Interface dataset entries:
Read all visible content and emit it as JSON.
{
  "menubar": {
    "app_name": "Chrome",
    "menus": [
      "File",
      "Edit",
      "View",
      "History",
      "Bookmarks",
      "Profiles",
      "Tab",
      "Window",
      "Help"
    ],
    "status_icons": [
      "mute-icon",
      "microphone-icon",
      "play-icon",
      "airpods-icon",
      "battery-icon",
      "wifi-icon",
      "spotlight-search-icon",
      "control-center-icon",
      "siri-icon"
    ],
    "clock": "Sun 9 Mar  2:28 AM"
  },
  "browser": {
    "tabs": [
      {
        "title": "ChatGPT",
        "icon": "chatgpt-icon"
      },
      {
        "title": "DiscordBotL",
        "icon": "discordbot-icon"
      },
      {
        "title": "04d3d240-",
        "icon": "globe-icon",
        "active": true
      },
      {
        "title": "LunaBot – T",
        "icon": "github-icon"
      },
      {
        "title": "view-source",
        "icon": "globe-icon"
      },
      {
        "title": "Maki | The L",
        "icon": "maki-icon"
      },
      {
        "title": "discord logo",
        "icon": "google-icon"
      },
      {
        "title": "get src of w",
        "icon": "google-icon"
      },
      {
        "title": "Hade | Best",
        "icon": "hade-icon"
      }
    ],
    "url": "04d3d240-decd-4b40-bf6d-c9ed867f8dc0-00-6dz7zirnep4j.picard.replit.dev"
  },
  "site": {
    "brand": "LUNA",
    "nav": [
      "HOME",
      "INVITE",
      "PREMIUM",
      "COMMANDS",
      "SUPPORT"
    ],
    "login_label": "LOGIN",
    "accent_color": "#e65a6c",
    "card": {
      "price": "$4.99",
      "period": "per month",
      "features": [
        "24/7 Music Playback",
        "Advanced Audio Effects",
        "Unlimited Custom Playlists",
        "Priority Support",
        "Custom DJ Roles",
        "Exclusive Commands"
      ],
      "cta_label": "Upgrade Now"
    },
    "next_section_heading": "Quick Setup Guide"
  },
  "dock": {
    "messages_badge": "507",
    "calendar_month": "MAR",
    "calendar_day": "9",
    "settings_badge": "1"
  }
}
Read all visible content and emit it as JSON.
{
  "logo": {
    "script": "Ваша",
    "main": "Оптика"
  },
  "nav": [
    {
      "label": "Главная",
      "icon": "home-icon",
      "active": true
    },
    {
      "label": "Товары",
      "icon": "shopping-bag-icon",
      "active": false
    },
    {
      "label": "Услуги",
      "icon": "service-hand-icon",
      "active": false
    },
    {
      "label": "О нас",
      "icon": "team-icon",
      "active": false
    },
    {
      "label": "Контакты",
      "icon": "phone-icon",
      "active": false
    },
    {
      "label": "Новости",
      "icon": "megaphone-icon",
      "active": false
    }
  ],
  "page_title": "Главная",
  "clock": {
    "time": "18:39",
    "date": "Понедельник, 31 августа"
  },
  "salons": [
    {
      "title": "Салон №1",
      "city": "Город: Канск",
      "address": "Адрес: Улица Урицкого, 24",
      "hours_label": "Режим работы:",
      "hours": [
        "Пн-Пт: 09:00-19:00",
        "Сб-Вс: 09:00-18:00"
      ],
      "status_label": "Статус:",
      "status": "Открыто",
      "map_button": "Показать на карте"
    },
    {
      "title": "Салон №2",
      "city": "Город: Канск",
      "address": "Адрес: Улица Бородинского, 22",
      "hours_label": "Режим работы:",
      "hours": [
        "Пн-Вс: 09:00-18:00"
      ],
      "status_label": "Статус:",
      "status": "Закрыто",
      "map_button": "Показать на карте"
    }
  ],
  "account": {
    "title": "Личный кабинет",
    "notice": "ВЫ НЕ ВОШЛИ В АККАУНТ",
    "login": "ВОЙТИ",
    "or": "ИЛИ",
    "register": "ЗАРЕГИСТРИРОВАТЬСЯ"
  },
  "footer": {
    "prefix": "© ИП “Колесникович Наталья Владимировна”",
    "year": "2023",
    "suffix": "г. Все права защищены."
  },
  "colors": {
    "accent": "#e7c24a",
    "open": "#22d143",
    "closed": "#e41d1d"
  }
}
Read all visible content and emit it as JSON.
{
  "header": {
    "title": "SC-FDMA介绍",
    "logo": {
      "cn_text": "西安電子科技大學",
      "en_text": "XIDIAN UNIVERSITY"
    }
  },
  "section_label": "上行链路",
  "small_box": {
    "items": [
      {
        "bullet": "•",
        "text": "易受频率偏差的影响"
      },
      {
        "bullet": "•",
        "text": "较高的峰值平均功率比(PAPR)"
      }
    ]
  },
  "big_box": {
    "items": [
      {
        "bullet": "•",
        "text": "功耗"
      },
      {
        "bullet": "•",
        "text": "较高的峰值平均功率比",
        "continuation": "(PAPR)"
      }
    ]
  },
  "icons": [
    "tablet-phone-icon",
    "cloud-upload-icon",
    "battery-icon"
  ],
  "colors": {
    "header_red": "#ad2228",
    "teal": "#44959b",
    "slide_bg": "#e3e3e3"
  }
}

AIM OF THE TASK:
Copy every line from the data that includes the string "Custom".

SOLUTION FOR THIS TASK:
        "Unlimited Custom Playlists",
        "Custom DJ Roles",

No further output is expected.